How it Works
Team World Vision gives each runner a personal fundraising web page. “It’s kind of like when we were kids, going door to door asking for pledges,” Michael smiles. “But now it’s all online.” The runners share their web address with friends and family, offering an informative and easy way to help. Each runner is encouraged to raise $50 per mile (or more). A marathoner might raise $1310, and a half-marathoner around $650. But any amount is welcome; there is no minimum requirement.
“That’s about how much it costs to bring a person clean water for life,” Michael explains.
All funds raised through Team World Vision are dedicated to the Kenyan Integrated Water Initiative, a series of clean water and sanitation projects throughout Kenya. Donors can be kept apprised of the project’s progress through regular newsletters.
“People might be surprised to hear that 80% of our team are first-time runners,” says Michael. “It is for people like me, who might be dealing with personal issues like I was when my dad died. Running can be therapeutic in their lives like it has been in mine.”
Michael’s enthusiasm is palpable. “There is something unique about TWV; it is an experience that is physical, spiritual, emotional and relational. Training for a marathon is where I learned to talk to God again. Relationally, running with a team provides an opportunity to build deep relationships with one another. It’s also missional because we are having a global impact.”
Anticipation in Dallas
Paul Johnson agrees. The Texas Area Coordinator for Team World Vision joined the program as a beginner. “Two years ago, at age 36, I was not a runner at all,” he laughs. But after a friend “dragged him into it,” he started training. “Then I ran the White Rock Half-Marathon with that friend as my first race ever.”
Having been sponsoring a child for three years, he recognized the World Vision logo on a runner’s jersey during that race. He remembers thinking, “Wow, I can run for these guys. This is awesome!”
A few weeks later he saw a church colleague also wearing a Team World Vision shirt and asked him if he knew whether they were hiring. One resume and several conversations later, Paul was hired on to oversee Team World Vision’s efforts in Texas.

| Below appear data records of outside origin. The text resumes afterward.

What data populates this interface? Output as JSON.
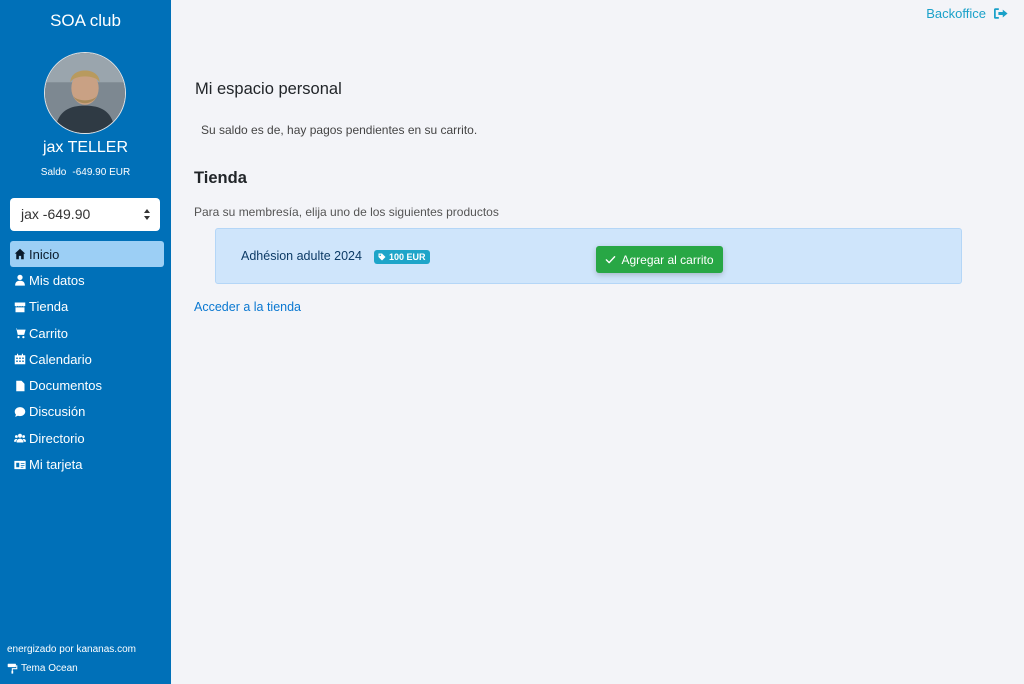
{
  "sidebar": {
    "club_title": "SOA club",
    "user_name": "jax TELLER",
    "balance_label": "Saldo",
    "balance_value": "-649.90 EUR",
    "account_select_value": "jax -649.90",
    "items": [
      {
        "label": "Inicio",
        "icon": "home-icon",
        "active": true
      },
      {
        "label": "Mis datos",
        "icon": "user-icon"
      },
      {
        "label": "Tienda",
        "icon": "store-icon"
      },
      {
        "label": "Carrito",
        "icon": "cart-icon"
      },
      {
        "label": "Calendario",
        "icon": "calendar-icon"
      },
      {
        "label": "Documentos",
        "icon": "document-icon"
      },
      {
        "label": "Discusión",
        "icon": "chat-icon"
      },
      {
        "label": "Directorio",
        "icon": "users-icon"
      },
      {
        "label": "Mi tarjeta",
        "icon": "id-card-icon"
      }
    ],
    "powered_by": "energizado por kananas.com",
    "theme_label": "Tema Ocean"
  },
  "header": {
    "backoffice_label": "Backoffice"
  },
  "main": {
    "personal_title": "Mi espacio personal",
    "saldo_message": "Su saldo es de, hay pagos pendientes en su carrito.",
    "tienda_title": "Tienda",
    "membership_message": "Para su membresía, elija uno de los siguientes productos",
    "product": {
      "name": "Adhésion adulte 2024",
      "price": "100 EUR",
      "add_button": "Agregar al carrito"
    },
    "shop_link": "Acceder a la tienda"
  },
  "colors": {
    "sidebar_bg": "#0070b8",
    "active_item_bg": "#9ccff5",
    "accent_teal": "#1aa1c9",
    "success_green": "#28a745",
    "link_blue": "#0a78d1"
  }
}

He works alone, utilizing corporate and church volunteer partners to help spread the word and organize participants. Team World Vision in Dallas includes 600 runners in two races, the October 22nd “13.1 Dallas Half Marathon and 5 Mile Benefiting World Vision” and the December 4th White Rock Marathon.
Assuming interested runners have already been training, they are invited to join Team World Vision at any time up to one week before the marathon. Paul encourages runners to sign up sooner to ensure they get in the race before registration is closed.
Many churches will partner with Team World Vision as volunteer coordinators, gathering teams of runners from within their own church body or neighborhood. One local church in the Dallas area has registered 110 runners and raised close to $1 million.
Other organizations join the fun too: Women of Faith is headquartered in Dallas, and their staff formed a team of around 10 runners who raised over $7,000 last year and will be running again this year.
Another unique group is the team of homeless women, sponsored by some local Dallas churches, who will run in the 5K race on October 22nd. Cheering them on will be a group of women from a local jail who are coming to the 5K to pray for the homeless women’s team while they race.
“My prayer is that these races will bring healing to participants,” says Paul. “I’ve shared Christ so many times while running. Running breaks down a lot of preconceived barriers that people might bring. There a lot of ministry opportunities going on.”
Going the Extra Mile
Back in Chicago, Michael and his team prepare for a wild weekend and an extra-long race. Why run 100 miles? Because for every mile they run, they’ve gathered at least $50 that goes toward the regular support of an African child.
Michael’s goal is to raise enough support for 400 children.
Originally posted on October 7, 2011.